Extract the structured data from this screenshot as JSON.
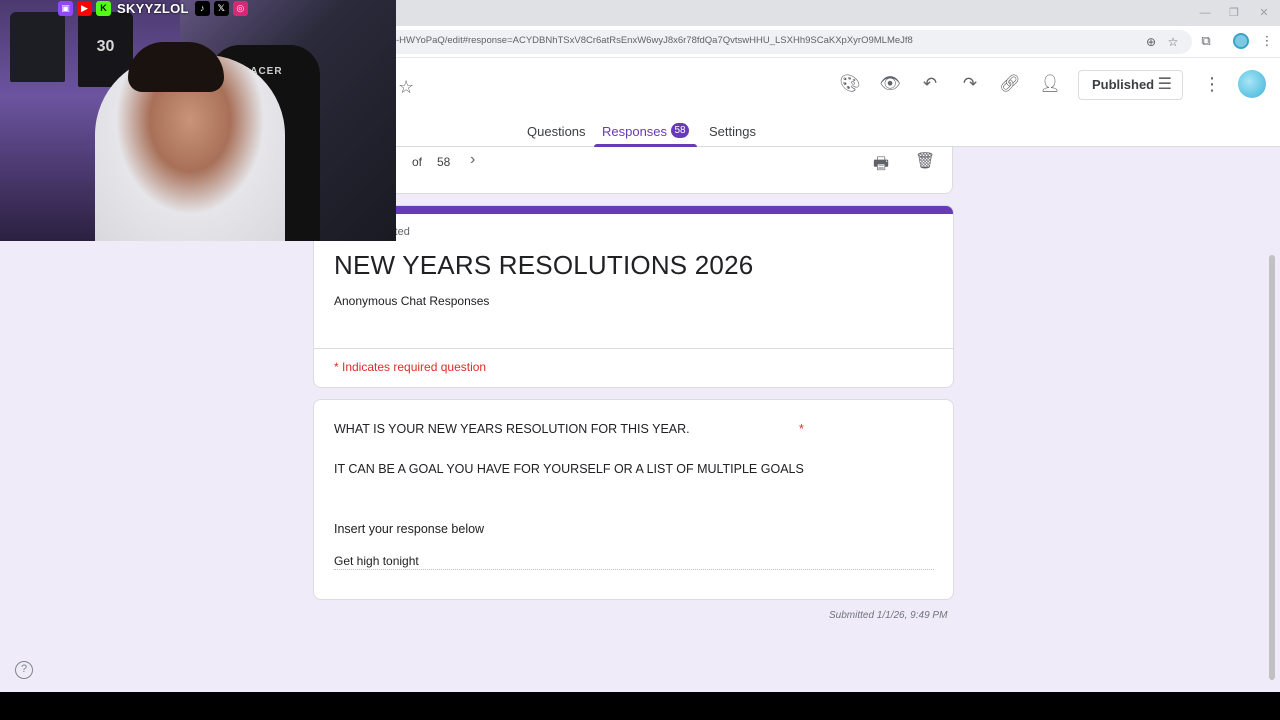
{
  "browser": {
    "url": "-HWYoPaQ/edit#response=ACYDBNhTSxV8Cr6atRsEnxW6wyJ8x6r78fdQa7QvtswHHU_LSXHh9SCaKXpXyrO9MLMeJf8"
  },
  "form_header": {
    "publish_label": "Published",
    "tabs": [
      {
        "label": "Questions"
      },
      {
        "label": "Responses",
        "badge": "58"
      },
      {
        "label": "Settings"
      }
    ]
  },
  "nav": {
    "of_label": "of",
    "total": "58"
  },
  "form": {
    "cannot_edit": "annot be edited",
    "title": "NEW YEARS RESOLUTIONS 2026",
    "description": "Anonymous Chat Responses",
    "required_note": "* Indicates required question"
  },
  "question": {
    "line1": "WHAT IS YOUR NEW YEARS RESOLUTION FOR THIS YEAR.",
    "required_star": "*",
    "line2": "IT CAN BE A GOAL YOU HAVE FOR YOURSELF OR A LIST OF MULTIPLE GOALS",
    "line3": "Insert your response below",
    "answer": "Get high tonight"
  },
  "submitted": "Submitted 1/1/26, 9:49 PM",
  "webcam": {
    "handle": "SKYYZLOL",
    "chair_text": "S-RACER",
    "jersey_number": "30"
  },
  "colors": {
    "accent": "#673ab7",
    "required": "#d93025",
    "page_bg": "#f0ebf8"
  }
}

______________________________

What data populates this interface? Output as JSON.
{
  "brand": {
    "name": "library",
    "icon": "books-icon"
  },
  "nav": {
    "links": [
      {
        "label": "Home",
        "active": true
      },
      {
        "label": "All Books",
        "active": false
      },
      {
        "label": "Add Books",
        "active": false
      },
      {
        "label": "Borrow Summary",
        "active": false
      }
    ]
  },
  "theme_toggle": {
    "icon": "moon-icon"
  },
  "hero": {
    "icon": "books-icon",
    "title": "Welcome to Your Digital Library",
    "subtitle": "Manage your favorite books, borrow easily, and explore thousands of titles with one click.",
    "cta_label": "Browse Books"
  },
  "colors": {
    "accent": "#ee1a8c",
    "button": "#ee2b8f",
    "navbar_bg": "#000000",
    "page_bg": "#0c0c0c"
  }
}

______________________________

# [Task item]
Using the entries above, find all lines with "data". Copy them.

# [Result of this task]
Extract the structured data from this screenshot as JSON.
What data populates this interface? Output as JSON.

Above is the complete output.